Saturday, June 15, 2024

DIS denies unlawful surveillance and interception of communications

Directorate of Intelligence and Security (DIS)Director General Peter Magosi says he is the only one in the DIS to authorize surveillance if it is to be carried out. Appearing before the Public Accounts Committee on Monday, Magosi responded to allegations that his organization may be conducting surveillance on members of the public.

He said he is doing everything to ensure that there is nothing that is done outside the rule of law, emphasizing that every activity that he has ever authorized is within the law.

However, Magosi could not deny that there could be some officers within the organization that may be misusing government resources for their own benefit. “But if they are doing the work for the benefit of the organization I am the only person who will authorize that.”

The DIS Director General said in 2020/21 they noticed that there were officers that claimed to be with the organization but were not, officers who were using the organization’s resources to do criminal activities.

He mentioned that he cannot deny that he could be having officers who are surveilling members of the public for their own benefit. Adding that they had instances where former members of the DIS were intercepted at the border on their way to meet people who were supposed to come and harm people living in this country.
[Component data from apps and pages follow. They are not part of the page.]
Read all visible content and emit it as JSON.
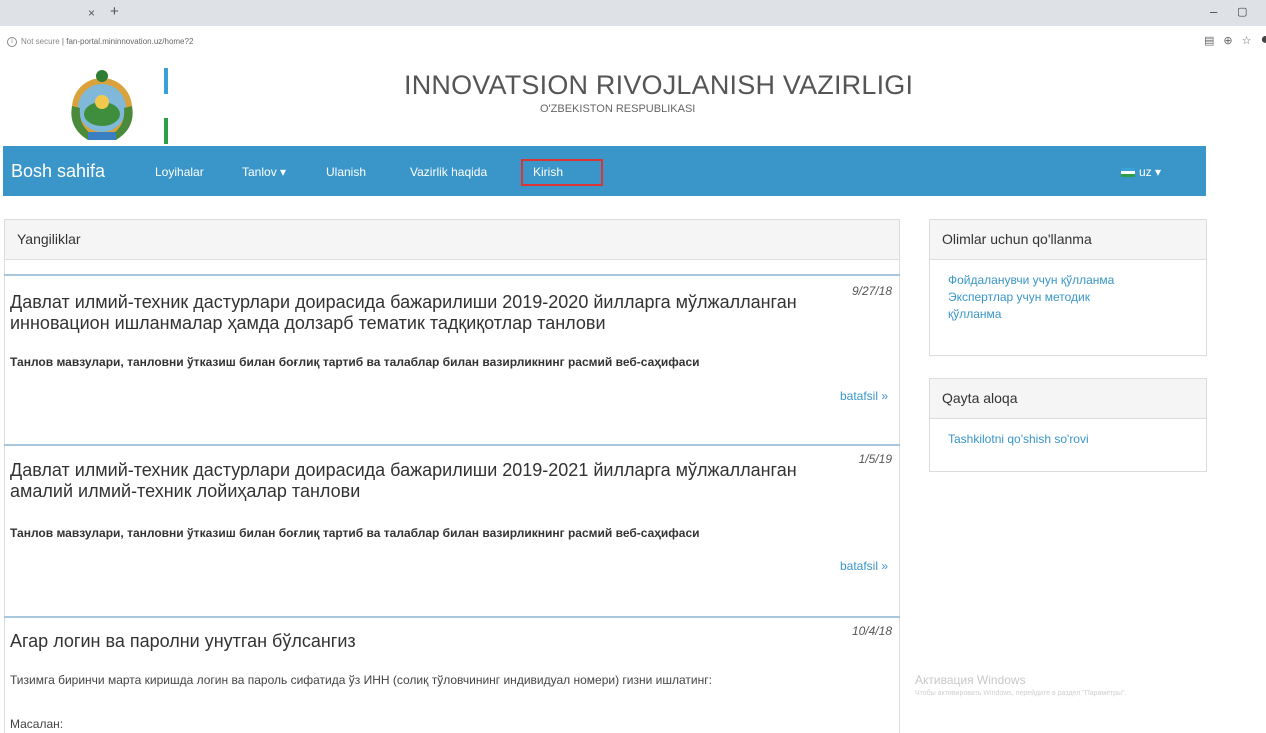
{
  "browser": {
    "tab_close_glyph": "×",
    "new_tab_glyph": "+",
    "minimize_glyph": "–",
    "restore_glyph": "▢",
    "security_label": "Not secure",
    "url": "fan-portal.mininnovation.uz/home?2",
    "icons": [
      "translate-icon",
      "zoom-icon",
      "star-icon",
      "profile-icon"
    ]
  },
  "header": {
    "title": "INNOVATSION RIVOJLANISH VAZIRLIGI",
    "subtitle": "O'ZBEKISTON RESPUBLIKASI"
  },
  "nav": {
    "brand": "Bosh sahifa",
    "items": [
      {
        "label": "Loyihalar"
      },
      {
        "label": "Tanlov ▾"
      },
      {
        "label": "Ulanish"
      },
      {
        "label": "Vazirlik haqida"
      },
      {
        "label": "Kirish"
      }
    ],
    "lang": "uz ▾"
  },
  "news": {
    "heading": "Yangiliklar",
    "items": [
      {
        "title": "Давлат илмий-техник дастурлари доирасида бажарилиши 2019-2020 йилларга мўлжалланган инновацион ишланмалар ҳамда долзарб тематик тадқиқотлар танлови",
        "date": "9/27/18",
        "summary": "Танлов мавзулари, танловни ўтказиш билан боғлиқ тартиб ва талаблар билан вазирликнинг расмий веб-саҳифаси",
        "more": "batafsil »"
      },
      {
        "title": "Давлат илмий-техник дастурлари доирасида бажарилиши 2019-2021 йилларга мўлжалланган амалий илмий-техник лойиҳалар танлови",
        "date": "1/5/19",
        "summary": "Танлов мавзулари, танловни ўтказиш билан боғлиқ тартиб ва талаблар билан вазирликнинг расмий веб-саҳифаси",
        "more": "batafsil »"
      },
      {
        "title": "Агар логин ва паролни унутган бўлсангиз",
        "date": "10/4/18",
        "text": "Тизимга биринчи марта киришда логин ва пароль сифатида ўз ИНН (солиқ тўловчининг индивидуал номери) гизни ишлатинг:",
        "text2": "Масалан:"
      }
    ]
  },
  "sidebar": {
    "guide": {
      "heading": "Olimlar uchun qo'llanma",
      "links": [
        "Фойдаланувчи учун қўлланма",
        "Экспертлар учун методик қўлланма"
      ]
    },
    "feedback": {
      "heading": "Qayta aloqa",
      "links": [
        "Tashkilotni qo'shish so'rovi"
      ]
    }
  },
  "watermark": {
    "title": "Активация Windows",
    "text": "Чтобы активировать Windows, перейдите в раздел \"Параметры\"."
  },
  "colors": {
    "navbar": "#3a96c8",
    "link": "#3a96c8",
    "highlight_box": "#dd3333"
  }
}
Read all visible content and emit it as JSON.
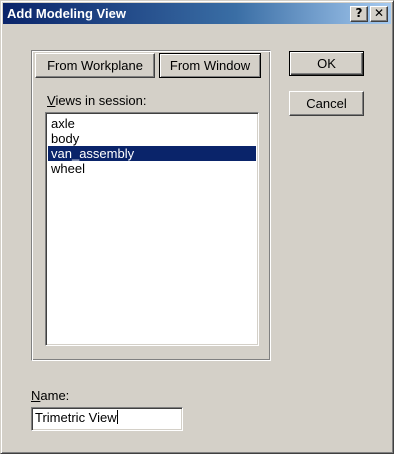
{
  "window": {
    "title": "Add Modeling View",
    "help_label": "?",
    "close_label": "✕"
  },
  "buttons": {
    "ok": "OK",
    "cancel": "Cancel"
  },
  "source_tabs": {
    "from_workplane": "From Workplane",
    "from_window": "From Window"
  },
  "views": {
    "label_mnemonic": "V",
    "label_rest": "iews in session:",
    "items": [
      {
        "label": "axle",
        "selected": false
      },
      {
        "label": "body",
        "selected": false
      },
      {
        "label": "van_assembly",
        "selected": true
      },
      {
        "label": "wheel",
        "selected": false
      }
    ]
  },
  "name_field": {
    "label_mnemonic": "N",
    "label_rest": "ame:",
    "value": "Trimetric View"
  },
  "colors": {
    "dialog_face": "#d4d0c8",
    "title_bar_start": "#0a246a",
    "selection": "#0a246a"
  }
}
“There is a lot happening because of the prevailing situation in this country. We will not be able to share openly because most of our operations are secret but when we say the President and some Ministers’ lives are in danger, it is a fact, it is true, very very true. These are the difficulties we find ourselves in.”

He said back in 2019 some politicians have accused DIS of surveilling them and if you ask them today they say it was just politics. “So surveillance is not done on members of the public without authority.”

Magosi also said that contrary to popular belief they don’t intercept communications first before obtaining a court order. He said they do not do that, adding that they have only requested a few court orders to intercept communications.

“Operationally, the work of state security is not in the open. It depends on the leader, are you loyal,are you doing things with integrity. If today I decide to be rogue, there are so many things that I can do without government.”

He said even though there are certain operations that they will do without public knowledge, everything must be done within the rule of law.

Mmapula Molapong is a journalist researching on digital surveillance with the support of the Media Policy & Democracy Project (MPDP), run by the University of Johannesburg, Department of Communication and Media.


Read this week's paper